When did waving to others to say hello or goodbye first enter the historical record as part of a culturally accepted form of human interaction?

  • 1
    I'd say when humans became bipedal. – Semaphore Nov 2 '14 at 17:37
  • 1
    It's pretty much a "western" (for want of a better term) expression. I'd say in the east it has been an imported gesture. Urban osmosis and TV has played a role. In traditional Indian art or literature these gestures I believe do not exist.
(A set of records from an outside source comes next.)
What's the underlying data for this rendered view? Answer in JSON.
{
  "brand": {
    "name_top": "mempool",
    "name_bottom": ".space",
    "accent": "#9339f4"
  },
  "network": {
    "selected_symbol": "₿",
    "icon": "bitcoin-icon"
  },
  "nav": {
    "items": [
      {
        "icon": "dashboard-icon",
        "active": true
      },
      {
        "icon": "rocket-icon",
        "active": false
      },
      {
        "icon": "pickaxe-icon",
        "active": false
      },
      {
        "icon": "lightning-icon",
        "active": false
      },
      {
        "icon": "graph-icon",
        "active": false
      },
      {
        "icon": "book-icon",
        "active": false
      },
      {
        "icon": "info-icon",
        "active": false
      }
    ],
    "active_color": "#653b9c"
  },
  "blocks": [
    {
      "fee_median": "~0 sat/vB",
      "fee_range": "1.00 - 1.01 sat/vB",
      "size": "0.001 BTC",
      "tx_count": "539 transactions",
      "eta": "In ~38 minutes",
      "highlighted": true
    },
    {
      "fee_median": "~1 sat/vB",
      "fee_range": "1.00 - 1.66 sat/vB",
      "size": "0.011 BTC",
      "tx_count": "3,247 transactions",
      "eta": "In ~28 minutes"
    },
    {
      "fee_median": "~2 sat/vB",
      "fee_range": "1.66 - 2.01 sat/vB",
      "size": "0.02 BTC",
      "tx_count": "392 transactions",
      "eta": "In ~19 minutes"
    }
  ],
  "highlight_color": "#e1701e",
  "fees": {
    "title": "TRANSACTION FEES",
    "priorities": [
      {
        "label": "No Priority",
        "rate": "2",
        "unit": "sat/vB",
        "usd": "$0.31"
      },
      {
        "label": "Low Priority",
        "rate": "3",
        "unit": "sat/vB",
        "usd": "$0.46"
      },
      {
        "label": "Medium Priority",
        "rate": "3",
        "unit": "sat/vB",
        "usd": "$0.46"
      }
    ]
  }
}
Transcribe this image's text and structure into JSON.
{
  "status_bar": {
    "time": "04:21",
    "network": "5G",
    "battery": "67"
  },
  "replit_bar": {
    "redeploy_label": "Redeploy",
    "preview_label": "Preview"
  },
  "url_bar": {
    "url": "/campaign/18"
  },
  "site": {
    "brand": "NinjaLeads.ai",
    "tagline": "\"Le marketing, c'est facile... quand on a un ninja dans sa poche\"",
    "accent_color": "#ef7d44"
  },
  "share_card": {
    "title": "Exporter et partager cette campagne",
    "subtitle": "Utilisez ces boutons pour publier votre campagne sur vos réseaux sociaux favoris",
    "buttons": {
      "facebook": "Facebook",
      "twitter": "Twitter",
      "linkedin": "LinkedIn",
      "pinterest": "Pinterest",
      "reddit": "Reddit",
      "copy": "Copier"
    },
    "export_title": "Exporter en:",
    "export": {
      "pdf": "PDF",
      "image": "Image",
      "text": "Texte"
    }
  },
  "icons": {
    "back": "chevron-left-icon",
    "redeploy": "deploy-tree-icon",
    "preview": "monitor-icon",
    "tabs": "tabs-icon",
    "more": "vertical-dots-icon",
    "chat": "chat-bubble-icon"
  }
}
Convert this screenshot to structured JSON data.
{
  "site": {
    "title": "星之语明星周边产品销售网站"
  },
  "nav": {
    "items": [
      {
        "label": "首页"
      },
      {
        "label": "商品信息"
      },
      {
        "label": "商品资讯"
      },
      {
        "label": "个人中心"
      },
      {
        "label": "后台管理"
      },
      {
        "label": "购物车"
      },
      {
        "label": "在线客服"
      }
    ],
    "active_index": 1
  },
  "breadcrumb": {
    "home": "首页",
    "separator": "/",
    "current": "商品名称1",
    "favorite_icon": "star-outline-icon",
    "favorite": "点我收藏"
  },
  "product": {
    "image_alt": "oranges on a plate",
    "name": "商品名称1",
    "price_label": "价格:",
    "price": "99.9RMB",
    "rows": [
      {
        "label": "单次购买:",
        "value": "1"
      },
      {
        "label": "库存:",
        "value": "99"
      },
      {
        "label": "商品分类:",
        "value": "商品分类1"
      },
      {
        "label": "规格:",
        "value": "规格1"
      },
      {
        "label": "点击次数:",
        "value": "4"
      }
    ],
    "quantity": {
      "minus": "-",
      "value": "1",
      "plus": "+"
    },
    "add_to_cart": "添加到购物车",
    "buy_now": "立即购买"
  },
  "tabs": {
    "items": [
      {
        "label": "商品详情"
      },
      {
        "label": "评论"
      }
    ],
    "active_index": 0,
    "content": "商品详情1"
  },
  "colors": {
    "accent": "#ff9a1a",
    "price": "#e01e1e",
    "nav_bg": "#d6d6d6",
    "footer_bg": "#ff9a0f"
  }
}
So the question might be reworded to ask "when and where". – Rajib Nov 2 '14 at 19:15
  • Possible scenarios: 1. Upraised hand to denote "I come in peace". 2. Flag waving on shore and ship to denote "friend not foe". – Rajib Nov 2 '14 at 19:20
  • 3
    @Rajib Actually, there's a record in the Spring and Autumn that Duke Wen of Jin waved off a Qin princess on their wedding night 懷嬴與焉,奉匜沃盥,既而揮之 (which may or may not fit OP's requirement); and several Tang poems mentions waving hands/waving goodbyes to friends. For China at least I don't think it was imported. But its possible that it was seeded by nomads who occupied China prior to the Tang dynasty. – Semaphore Nov 2 '14 at 21:33
  • 1
    Surprisingly, waving is a very primitive gesture. With children, this is often the very first visible sign of conscious communication. Child sees you waving and knows it should wave back. It happens long before any other gestures; before they can walk or speak. It happens even when child didn't observe other people waving at another, so it's not a learned skill. – kubanczyk Sep 18 '15 at 9:42

I believe it came about before advanced human civilization. The waving of a hand is to get somebody's attention in the most effective and conservative way possible. Waving a hand can attract one's attention but at the same time is not overly conspicuous. This could have helped early civilizations when hunting or during warfare.

Jonah Amedeo

| improve this answer | |
  • 1
    Any sources to go with this answer? – FiringSquadWitness Sep 18 '15 at 4:57
  • @JustAnotherDotNetDev I'm using something called "common sense" that the act of waving is from pre-historical times, thus off topic for History. When Homo Erectus first started using tools to hunt, one hunter must have waved to others to either tell them "good hunting over here" or "lions here, stay away" ... there are no sources because it is pre-historical, and anthropologists can tell us when our anscestors started walking up-right, but not what they used their hands for, or not, other than the tools themselves. – CGCampbell Sep 18 '15 at 12:32

Not the answer you're looking for? Browse other questions tagged or ask your own question.